Assignment
Write out the records beneath this line exactly as they appear, minus any images.

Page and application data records
════════════════

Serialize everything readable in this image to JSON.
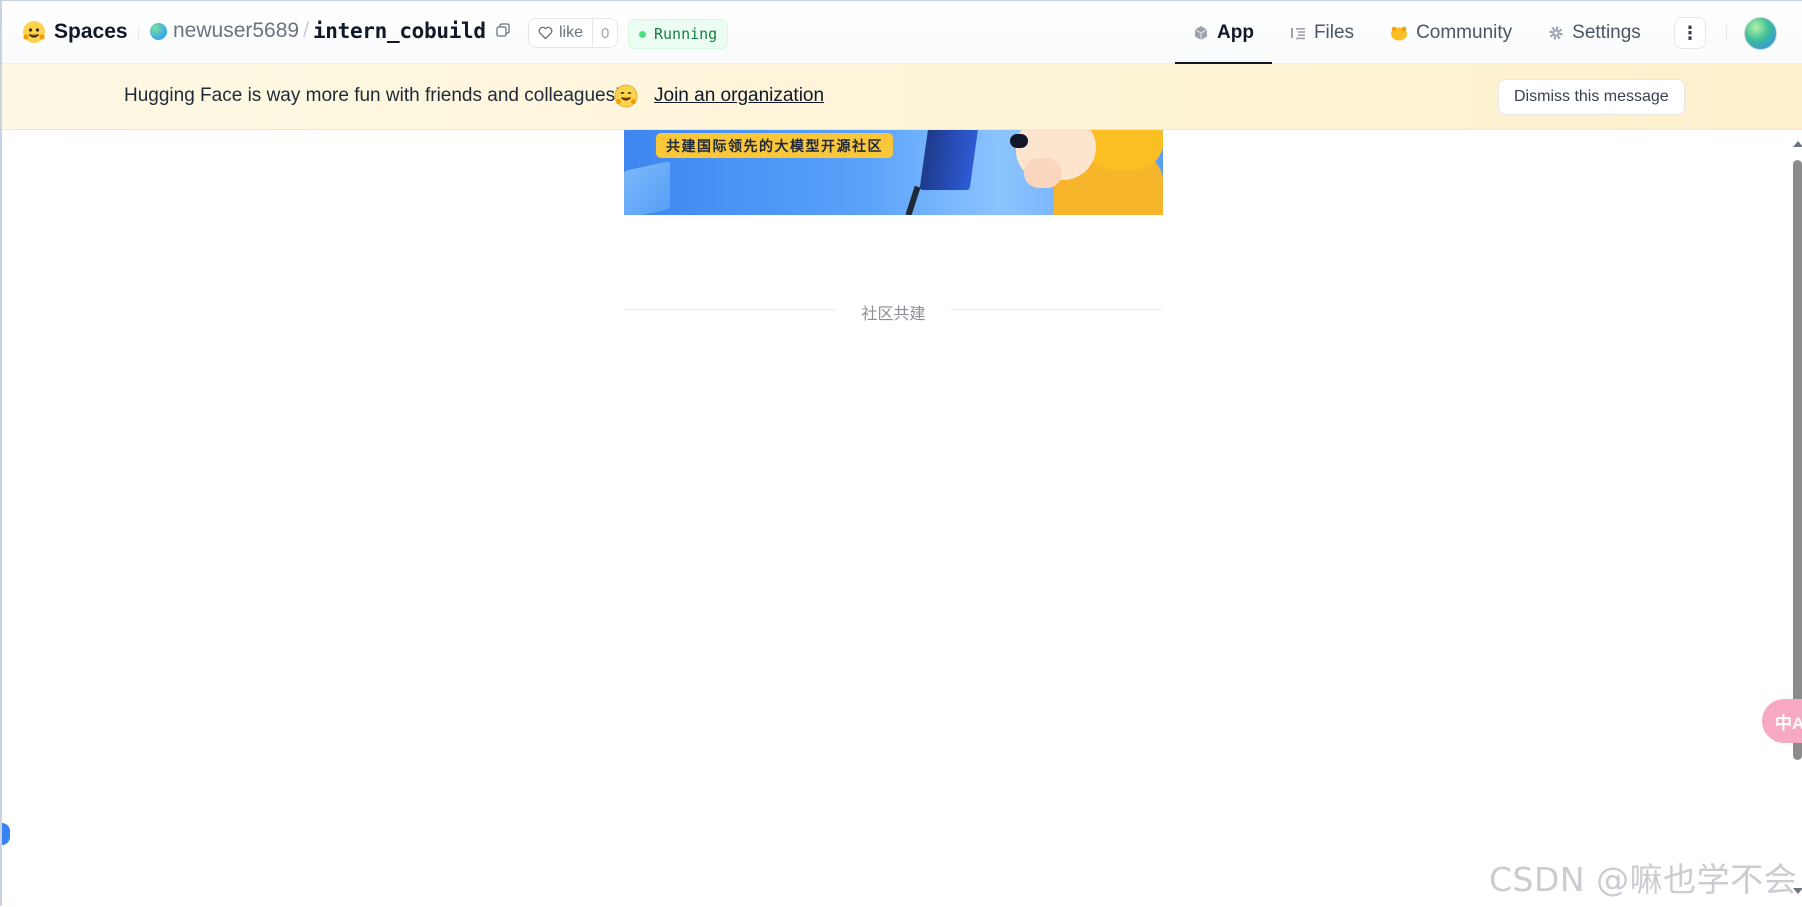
{
  "header": {
    "brand": "Spaces",
    "owner": "newuser5689",
    "separator": "/",
    "repo_name": "intern_cobuild",
    "like_label": "like",
    "like_count": "0",
    "status": "Running",
    "tabs": [
      {
        "label": "App",
        "icon": "cube-icon",
        "active": true
      },
      {
        "label": "Files",
        "icon": "files-icon",
        "active": false
      },
      {
        "label": "Community",
        "icon": "community-icon",
        "active": false
      },
      {
        "label": "Settings",
        "icon": "gear-icon",
        "active": false
      }
    ],
    "more_label": "⋮"
  },
  "banner": {
    "message": "Hugging Face is way more fun with friends and colleagues!",
    "link": "Join an organization",
    "dismiss": "Dismiss this message"
  },
  "app": {
    "hero_slogan": "共建国际领先的大模型开源社区",
    "section_title": "社区共建"
  },
  "translate_label": "中A",
  "watermark": "CSDN @嘛也学不会",
  "colors": {
    "status_green": "#15803d",
    "banner_bg": "#fef9e5",
    "accent_blue": "#3b82f6"
  }
}
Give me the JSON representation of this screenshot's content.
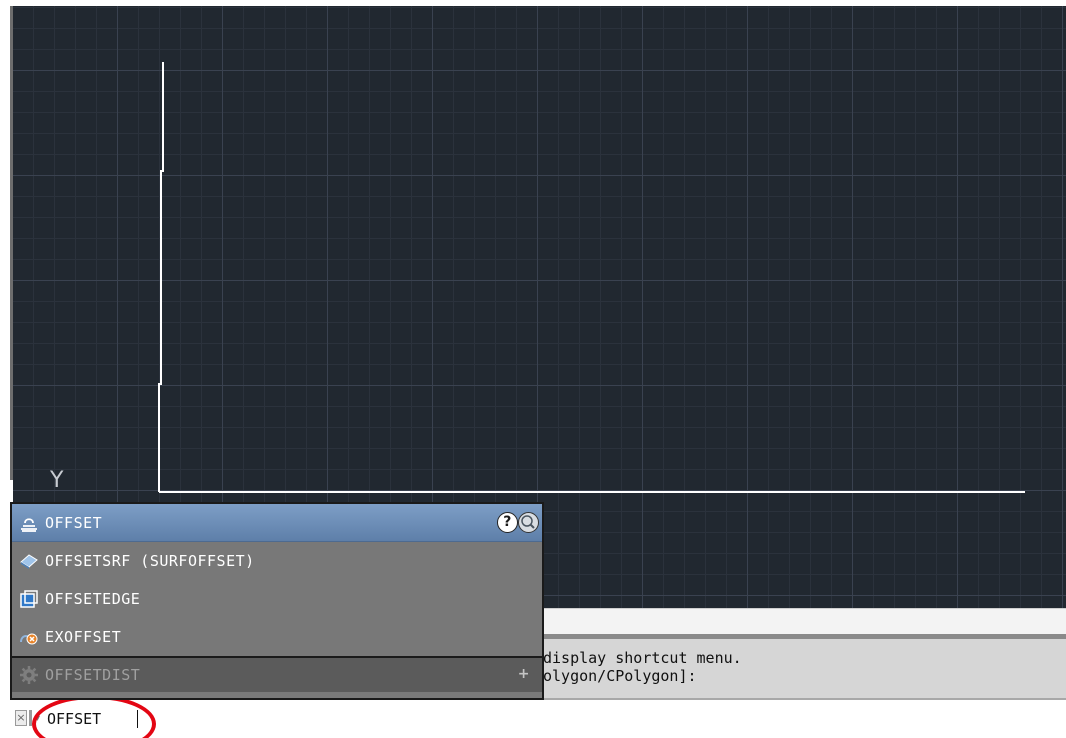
{
  "ucs": {
    "y_label": "Y"
  },
  "autocomplete": {
    "items": [
      {
        "label": "OFFSET",
        "icon": "offset-icon",
        "state": "selected"
      },
      {
        "label": "OFFSETSRF (SURFOFFSET)",
        "icon": "surface-offset-icon",
        "state": "normal"
      },
      {
        "label": "OFFSETEDGE",
        "icon": "offset-edge-icon",
        "state": "normal"
      },
      {
        "label": "EXOFFSET",
        "icon": "express-offset-icon",
        "state": "normal"
      },
      {
        "label": "OFFSETDIST",
        "icon": "system-variable-gear-icon",
        "state": "disabled"
      }
    ],
    "help_symbol": "?",
    "plus_symbol": "+"
  },
  "command_history": {
    "lines": [
      " display shortcut menu.",
      "olygon/CPolygon]:"
    ]
  },
  "command_line": {
    "close_symbol": "×",
    "dropdown_symbol": "▾",
    "input_value": "OFFSET"
  },
  "colors": {
    "viewport_bg": "#212830",
    "selected_item": "#6b8db8",
    "highlight_ellipse": "#e30613",
    "geometry_line": "#ffffff"
  }
}
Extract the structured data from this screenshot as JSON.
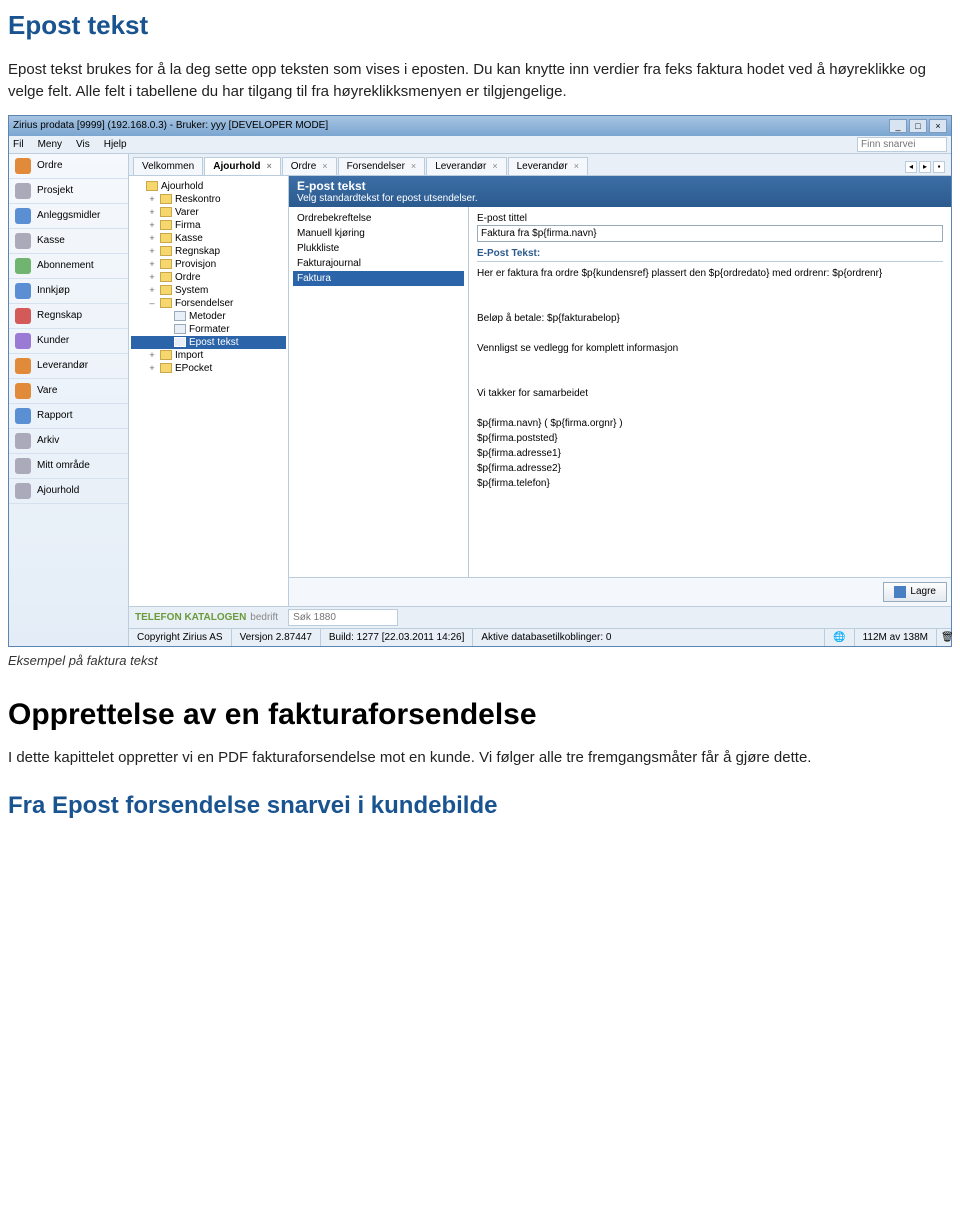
{
  "doc": {
    "title": "Epost tekst",
    "intro": "Epost tekst brukes for å la deg sette opp teksten som vises i eposten. Du kan knytte inn verdier fra feks faktura hodet ved å høyreklikke og velge felt. Alle felt i tabellene du har tilgang til fra høyreklikksmenyen er tilgjengelige.",
    "caption": "Eksempel på faktura tekst",
    "h1": "Opprettelse av en fakturaforsendelse",
    "p1": "I dette kapittelet oppretter vi en PDF fakturaforsendelse mot en kunde. Vi følger alle tre fremgangsmåter får å gjøre dette.",
    "h2": "Fra Epost forsendelse snarvei i kundebilde"
  },
  "titlebar": "Zirius prodata [9999] (192.168.0.3)  - Bruker: yyy [DEVELOPER MODE]",
  "menu": {
    "items": [
      "Fil",
      "Meny",
      "Vis",
      "Hjelp"
    ],
    "search_placeholder": "Finn snarvei"
  },
  "sidebar": [
    {
      "label": "Ordre",
      "c": "orange"
    },
    {
      "label": "Prosjekt",
      "c": "gray"
    },
    {
      "label": "Anleggsmidler",
      "c": "blue"
    },
    {
      "label": "Kasse",
      "c": "gray"
    },
    {
      "label": "Abonnement",
      "c": "green"
    },
    {
      "label": "Innkjøp",
      "c": "blue"
    },
    {
      "label": "Regnskap",
      "c": "red"
    },
    {
      "label": "Kunder",
      "c": "purple"
    },
    {
      "label": "Leverandør",
      "c": "orange"
    },
    {
      "label": "Vare",
      "c": "orange"
    },
    {
      "label": "Rapport",
      "c": "blue"
    },
    {
      "label": "Arkiv",
      "c": "gray"
    },
    {
      "label": "Mitt område",
      "c": "gray"
    },
    {
      "label": "Ajourhold",
      "c": "gray"
    }
  ],
  "tabs": [
    {
      "label": "Velkommen",
      "active": false,
      "close": false
    },
    {
      "label": "Ajourhold",
      "active": true,
      "close": true
    },
    {
      "label": "Ordre",
      "active": false,
      "close": true
    },
    {
      "label": "Forsendelser",
      "active": false,
      "close": true
    },
    {
      "label": "Leverandør",
      "active": false,
      "close": true
    },
    {
      "label": "Leverandør",
      "active": false,
      "close": true
    }
  ],
  "tree": [
    {
      "exp": "",
      "label": "Ajourhold",
      "type": "f",
      "ind": 0
    },
    {
      "exp": "+",
      "label": "Reskontro",
      "type": "f",
      "ind": 1
    },
    {
      "exp": "+",
      "label": "Varer",
      "type": "f",
      "ind": 1
    },
    {
      "exp": "+",
      "label": "Firma",
      "type": "f",
      "ind": 1
    },
    {
      "exp": "+",
      "label": "Kasse",
      "type": "f",
      "ind": 1
    },
    {
      "exp": "+",
      "label": "Regnskap",
      "type": "f",
      "ind": 1
    },
    {
      "exp": "+",
      "label": "Provisjon",
      "type": "f",
      "ind": 1
    },
    {
      "exp": "+",
      "label": "Ordre",
      "type": "f",
      "ind": 1
    },
    {
      "exp": "+",
      "label": "System",
      "type": "f",
      "ind": 1
    },
    {
      "exp": "–",
      "label": "Forsendelser",
      "type": "f",
      "ind": 1
    },
    {
      "exp": "",
      "label": "Metoder",
      "type": "d",
      "ind": 2
    },
    {
      "exp": "",
      "label": "Formater",
      "type": "d",
      "ind": 2
    },
    {
      "exp": "",
      "label": "Epost tekst",
      "type": "d",
      "ind": 2,
      "sel": true
    },
    {
      "exp": "+",
      "label": "Import",
      "type": "f",
      "ind": 1
    },
    {
      "exp": "+",
      "label": "EPocket",
      "type": "f",
      "ind": 1
    }
  ],
  "detail": {
    "header_title": "E-post tekst",
    "header_sub": "Velg standardtekst for epost utsendelser.",
    "list": [
      "Ordrebekreftelse",
      "Manuell kjøring",
      "Plukkliste",
      "Fakturajournal",
      "Faktura"
    ],
    "list_selected": "Faktura",
    "field_label": "E-post tittel",
    "field_value": "Faktura fra $p{firma.navn}",
    "section_title": "E-Post Tekst:",
    "body": "Her er faktura fra ordre $p{kundensref} plassert den $p{ordredato} med ordrenr: $p{ordrenr}\n\n\nBeløp å betale: $p{fakturabelop}\n\nVennligst se vedlegg for komplett informasjon\n\n\nVi takker for samarbeidet\n\n$p{firma.navn} ( $p{firma.orgnr} )\n$p{firma.poststed}\n$p{firma.adresse1}\n$p{firma.adresse2}\n$p{firma.telefon}",
    "save_btn": "Lagre"
  },
  "bottom": {
    "brand1": "TELEFON KATALOGEN",
    "brand2": "bedrift",
    "search_placeholder": "Søk 1880"
  },
  "status": {
    "copyright": "Copyright Zirius AS",
    "version": "Versjon 2.87447",
    "build": "Build: 1277 [22.03.2011 14:26]",
    "db": "Aktive databasetilkoblinger: 0",
    "mem": "112M av 138M"
  }
}
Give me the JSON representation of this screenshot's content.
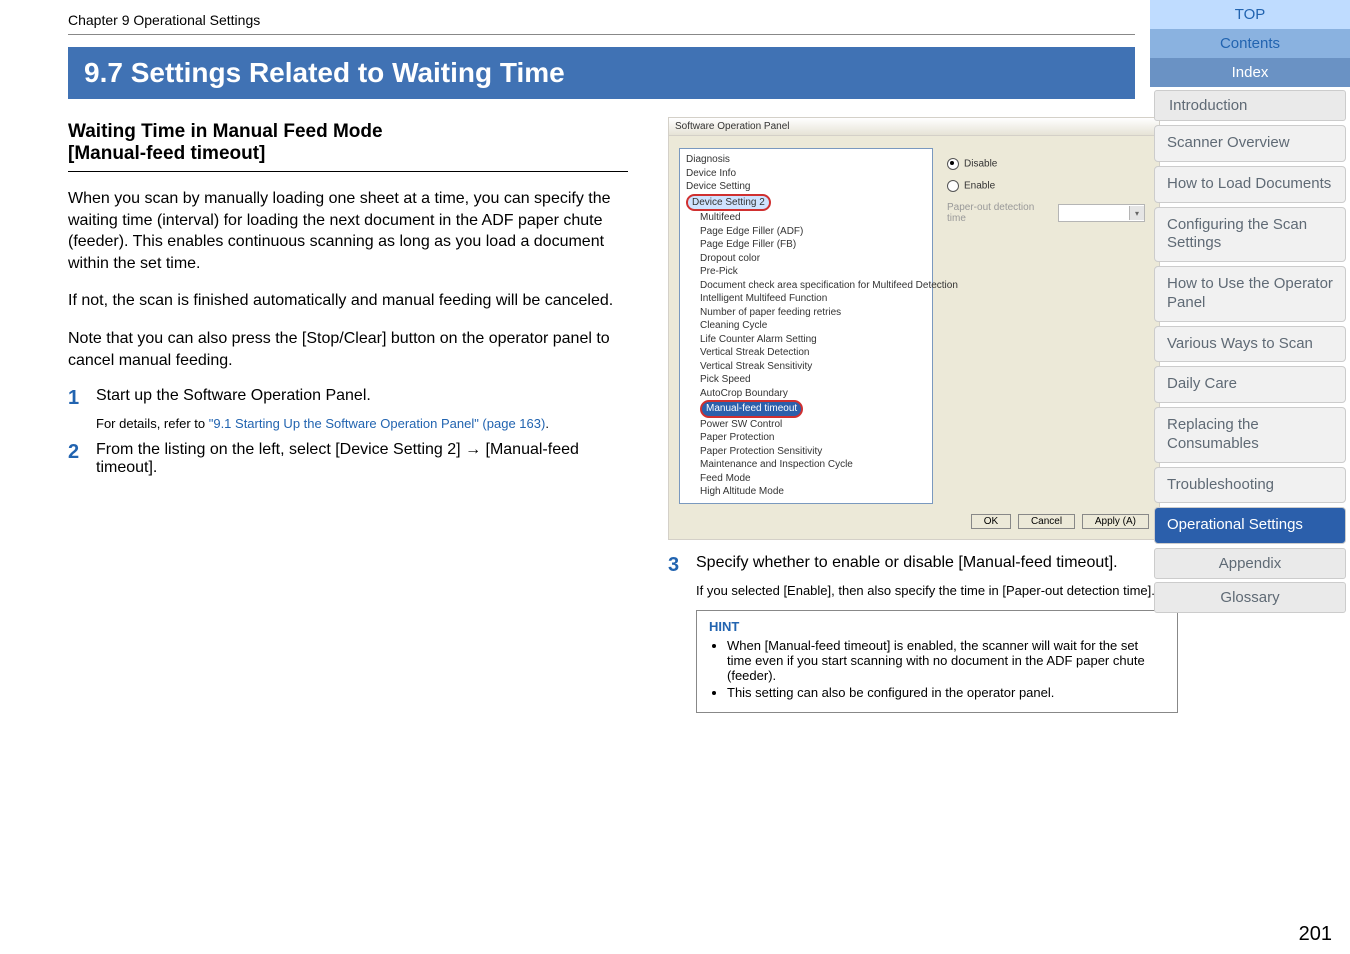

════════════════

Output below
Serialize everything readable in this image to JSON.
{
  "header": {
    "brand": "Spaces",
    "owner": "newuser5689",
    "separator": "/",
    "repo_name": "intern_cobuild",
    "like_label": "like",
    "like_count": "0",
    "status": "Running",
    "tabs": [
      {
        "label": "App",
        "icon": "cube-icon",
        "active": true
      },
      {
        "label": "Files",
        "icon": "files-icon",
        "active": false
      },
      {
        "label": "Community",
        "icon": "community-icon",
        "active": false
      },
      {
        "label": "Settings",
        "icon": "gear-icon",
        "active": false
      }
    ],
    "more_label": "⋮"
  },
  "banner": {
    "message": "Hugging Face is way more fun with friends and colleagues!",
    "link": "Join an organization",
    "dismiss": "Dismiss this message"
  },
  "app": {
    "hero_slogan": "共建国际领先的大模型开源社区",
    "section_title": "社区共建"
  },
  "translate_label": "中A",
  "watermark": "CSDN @嘛也学不会",
  "colors": {
    "status_green": "#15803d",
    "banner_bg": "#fef9e5",
    "accent_blue": "#3b82f6"
  }
}
Give me the JSON representation of this screenshot's content.
{
  "ucs": {
    "y_label": "Y"
  },
  "autocomplete": {
    "items": [
      {
        "label": "OFFSET",
        "icon": "offset-icon",
        "state": "selected"
      },
      {
        "label": "OFFSETSRF (SURFOFFSET)",
        "icon": "surface-offset-icon",
        "state": "normal"
      },
      {
        "label": "OFFSETEDGE",
        "icon": "offset-edge-icon",
        "state": "normal"
      },
      {
        "label": "EXOFFSET",
        "icon": "express-offset-icon",
        "state": "normal"
      },
      {
        "label": "OFFSETDIST",
        "icon": "system-variable-gear-icon",
        "state": "disabled"
      }
    ],
    "help_symbol": "?",
    "plus_symbol": "+"
  },
  "command_history": {
    "lines": [
      " display shortcut menu.",
      "olygon/CPolygon]:"
    ]
  },
  "command_line": {
    "close_symbol": "×",
    "dropdown_symbol": "▾",
    "input_value": "OFFSET"
  },
  "colors": {
    "viewport_bg": "#212830",
    "selected_item": "#6b8db8",
    "highlight_ellipse": "#e30613",
    "geometry_line": "#ffffff"
  }
}
Extract the structured data from this screenshot as JSON.
{
  "doc": {
    "title": "Epost tekst",
    "intro": "Epost tekst brukes for å la deg sette opp teksten som vises i eposten. Du kan knytte inn verdier fra feks faktura hodet ved å høyreklikke og velge felt. Alle felt i tabellene du har tilgang til fra høyreklikksmenyen er tilgjengelige.",
    "caption": "Eksempel på faktura tekst",
    "h1": "Opprettelse av en fakturaforsendelse",
    "p1": "I dette kapittelet oppretter vi en PDF fakturaforsendelse mot en kunde. Vi følger alle tre fremgangsmåter får å gjøre dette.",
    "h2": "Fra Epost forsendelse snarvei i kundebilde"
  },
  "titlebar": "Zirius prodata [9999] (192.168.0.3)  - Bruker: yyy [DEVELOPER MODE]",
  "menu": {
    "items": [
      "Fil",
      "Meny",
      "Vis",
      "Hjelp"
    ],
    "search_placeholder": "Finn snarvei"
  },
  "sidebar": [
    {
      "label": "Ordre",
      "c": "orange"
    },
    {
      "label": "Prosjekt",
      "c": "gray"
    },
    {
      "label": "Anleggsmidler",
      "c": "blue"
    },
    {
      "label": "Kasse",
      "c": "gray"
    },
    {
      "label": "Abonnement",
      "c": "green"
    },
    {
      "label": "Innkjøp",
      "c": "blue"
    },
    {
      "label": "Regnskap",
      "c": "red"
    },
    {
      "label": "Kunder",
      "c": "purple"
    },
    {
      "label": "Leverandør",
      "c": "orange"
    },
    {
      "label": "Vare",
      "c": "orange"
    },
    {
      "label": "Rapport",
      "c": "blue"
    },
    {
      "label": "Arkiv",
      "c": "gray"
    },
    {
      "label": "Mitt område",
      "c": "gray"
    },
    {
      "label": "Ajourhold",
      "c": "gray"
    }
  ],
  "tabs": [
    {
      "label": "Velkommen",
      "active": false,
      "close": false
    },
    {
      "label": "Ajourhold",
      "active": true,
      "close": true
    },
    {
      "label": "Ordre",
      "active": false,
      "close": true
    },
    {
      "label": "Forsendelser",
      "active": false,
      "close": true
    },
    {
      "label": "Leverandør",
      "active": false,
      "close": true
    },
    {
      "label": "Leverandør",
      "active": false,
      "close": true
    }
  ],
  "tree": [
    {
      "exp": "",
      "label": "Ajourhold",
      "type": "f",
      "ind": 0
    },
    {
      "exp": "+",
      "label": "Reskontro",
      "type": "f",
      "ind": 1
    },
    {
      "exp": "+",
      "label": "Varer",
      "type": "f",
      "ind": 1
    },
    {
      "exp": "+",
      "label": "Firma",
      "type": "f",
      "ind": 1
    },
    {
      "exp": "+",
      "label": "Kasse",
      "type": "f",
      "ind": 1
    },
    {
      "exp": "+",
      "label": "Regnskap",
      "type": "f",
      "ind": 1
    },
    {
      "exp": "+",
      "label": "Provisjon",
      "type": "f",
      "ind": 1
    },
    {
      "exp": "+",
      "label": "Ordre",
      "type": "f",
      "ind": 1
    },
    {
      "exp": "+",
      "label": "System",
      "type": "f",
      "ind": 1
    },
    {
      "exp": "–",
      "label": "Forsendelser",
      "type": "f",
      "ind": 1
    },
    {
      "exp": "",
      "label": "Metoder",
      "type": "d",
      "ind": 2
    },
    {
      "exp": "",
      "label": "Formater",
      "type": "d",
      "ind": 2
    },
    {
      "exp": "",
      "label": "Epost tekst",
      "type": "d",
      "ind": 2,
      "sel": true
    },
    {
      "exp": "+",
      "label": "Import",
      "type": "f",
      "ind": 1
    },
    {
      "exp": "+",
      "label": "EPocket",
      "type": "f",
      "ind": 1
    }
  ],
  "detail": {
    "header_title": "E-post tekst",
    "header_sub": "Velg standardtekst for epost utsendelser.",
    "list": [
      "Ordrebekreftelse",
      "Manuell kjøring",
      "Plukkliste",
      "Fakturajournal",
      "Faktura"
    ],
    "list_selected": "Faktura",
    "field_label": "E-post tittel",
    "field_value": "Faktura fra $p{firma.navn}",
    "section_title": "E-Post Tekst:",
    "body": "Her er faktura fra ordre $p{kundensref} plassert den $p{ordredato} med ordrenr: $p{ordrenr}\n\n\nBeløp å betale: $p{fakturabelop}\n\nVennligst se vedlegg for komplett informasjon\n\n\nVi takker for samarbeidet\n\n$p{firma.navn} ( $p{firma.orgnr} )\n$p{firma.poststed}\n$p{firma.adresse1}\n$p{firma.adresse2}\n$p{firma.telefon}",
    "save_btn": "Lagre"
  },
  "bottom": {
    "brand1": "TELEFON KATALOGEN",
    "brand2": "bedrift",
    "search_placeholder": "Søk 1880"
  },
  "status": {
    "copyright": "Copyright Zirius AS",
    "version": "Versjon 2.87447",
    "build": "Build: 1277 [22.03.2011 14:26]",
    "db": "Aktive databasetilkoblinger: 0",
    "mem": "112M av 138M"
  }
}
Give me the JSON representation of this screenshot's content.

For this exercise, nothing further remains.